Well, it had to happen sooner or later. :wink:

Throughout history people have let their actions be guided by rumors and superstitions. Why assume we’re immune?

We usually end up throwing out Bear’s candy. He likes collecting it but he really doesn’t eat much of it. Cool huh?

I have read several of Dr. Brunvand’s books and he is forever debunking this myth. Even as a child I thought “Well just how the heck do you get a razor in an apple so that no one notices it?”

There used to be double-edged razor blades that didn’t have the thick metal lip opposite the sharp edge. (They still might be available, but I don’t buy a lot of razor blades, so I haven’t had to look.) The double-edge blades are much thinner and easier to hide, I’d imagine. (Note: I don’t put razor blades into apples, either.)

One negative aspect to all this publicity about adulterated candy is that it can lull parents into complacency about other, more likely, safety problems like obstructed vision from costumes and getting hit by cars (one of the reasons I piss and moan every year about parents driving their kids trick-or-treating).


That’s a valid point I hadn’t thought of,MsRobyn . My reasoning even at the tender age of about 9 or 10 was: to push the razor in far enough that it wouldn’t be seen you would have to do some damage to the apple at that spot. While I might eat the rest of the apple I wouldn’t eat that area at all. Just a born skeptic I guess. Also I was never an “eat all the way to the core” type of child.

But the mask and visibility issues are far more important. I drive Bear around a bit. We live in a city neighborhood. Not a lot of houses here. And most of his friends live to far away to walk especially as it was SNOWING here Friday night! But being a delivery person I am used to watching for kids in the road.:wink:

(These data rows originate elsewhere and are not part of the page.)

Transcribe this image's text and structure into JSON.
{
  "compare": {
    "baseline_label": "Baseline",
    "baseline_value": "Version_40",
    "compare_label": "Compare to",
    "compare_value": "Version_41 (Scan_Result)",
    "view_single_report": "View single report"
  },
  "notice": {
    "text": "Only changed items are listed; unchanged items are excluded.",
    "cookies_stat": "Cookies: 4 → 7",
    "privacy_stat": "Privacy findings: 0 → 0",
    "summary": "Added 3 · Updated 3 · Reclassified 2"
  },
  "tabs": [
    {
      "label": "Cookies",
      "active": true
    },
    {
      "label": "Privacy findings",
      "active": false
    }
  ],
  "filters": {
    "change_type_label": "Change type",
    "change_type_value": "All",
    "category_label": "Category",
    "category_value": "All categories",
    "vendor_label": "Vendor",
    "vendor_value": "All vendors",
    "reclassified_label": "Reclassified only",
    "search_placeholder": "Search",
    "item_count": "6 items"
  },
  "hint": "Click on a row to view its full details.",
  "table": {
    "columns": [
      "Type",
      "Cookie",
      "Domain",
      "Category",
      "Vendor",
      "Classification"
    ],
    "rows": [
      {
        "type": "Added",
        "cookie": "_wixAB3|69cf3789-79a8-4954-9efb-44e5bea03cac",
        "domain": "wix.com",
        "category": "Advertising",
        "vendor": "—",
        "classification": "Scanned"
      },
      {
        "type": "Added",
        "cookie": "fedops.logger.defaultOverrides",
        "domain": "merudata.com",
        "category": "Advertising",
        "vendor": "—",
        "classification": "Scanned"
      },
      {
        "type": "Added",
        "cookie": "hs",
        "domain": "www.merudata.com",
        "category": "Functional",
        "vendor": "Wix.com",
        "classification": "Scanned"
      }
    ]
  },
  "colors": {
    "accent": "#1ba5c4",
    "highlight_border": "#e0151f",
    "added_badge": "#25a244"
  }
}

The 1974 case here in the Houston area (mentioned in the first Snopes link above) had a huge impact.

While it wasn’t a case of random poisoning (it was a guy offin’ his kid for insurance bucks), it was initially reported as possibly being so. I don’t remember if it turned out to be the case, but it was speculated that he might have distributed more poison Pixie Stix to throw the cops off the trail.

Anyway, it was big news here, and it changed Halloween forever in Houston.

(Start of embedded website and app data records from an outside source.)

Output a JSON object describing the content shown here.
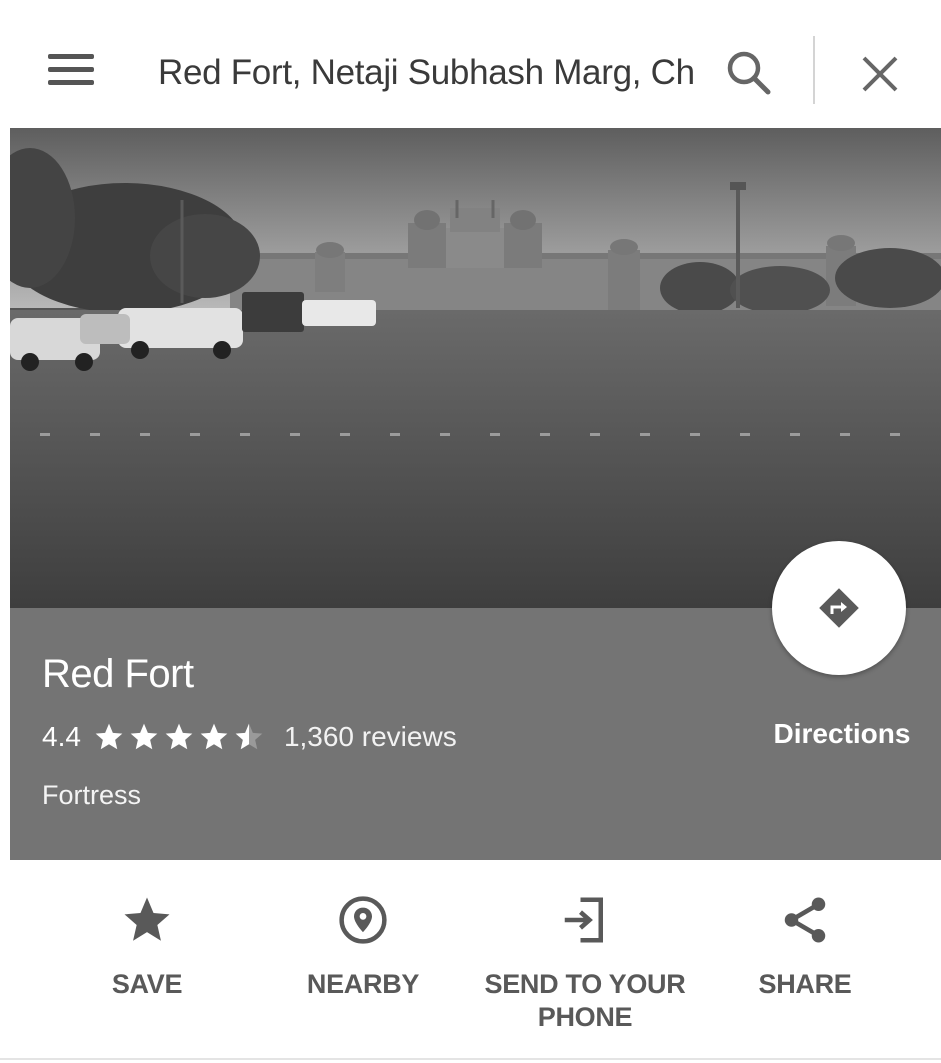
{
  "search": {
    "query": "Red Fort, Netaji Subhash Marg, Ch",
    "menu_icon": "hamburger-menu-icon",
    "search_icon": "search-icon",
    "close_icon": "close-icon"
  },
  "place": {
    "name": "Red Fort",
    "rating": "4.4",
    "rating_stars": 4.4,
    "reviews": "1,360 reviews",
    "category": "Fortress"
  },
  "directions": {
    "label": "Directions",
    "icon": "directions-icon"
  },
  "actions": [
    {
      "label": "SAVE",
      "icon": "star-icon"
    },
    {
      "label": "NEARBY",
      "icon": "nearby-pin-icon"
    },
    {
      "label": "SEND TO YOUR PHONE",
      "icon": "send-to-phone-icon"
    },
    {
      "label": "SHARE",
      "icon": "share-icon"
    }
  ],
  "colors": {
    "panel": "#747474",
    "icon": "#595959"
  }
}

There is a very recent case in Germany. A woman put razor blades in chocolate bars and gave them to people. She was caught last week, so it wasn’t really at Halloween.


Hmmm…it doesn’t seem to be on the web yet, but I heard a “top of the hour” news brief on a local NPR station about a sewing needle found in a candy bar from this Halloween.

I’ll check back in tomorrow to let you know if NPR got hoodwinked, or if someone really was inspired by the UL.

Clarification…I know from reading Snopes that there have been other incidents, but I was intrigued by one being reported mere hours before I opened the thread.

Note to self: don’t post on Sunday nights.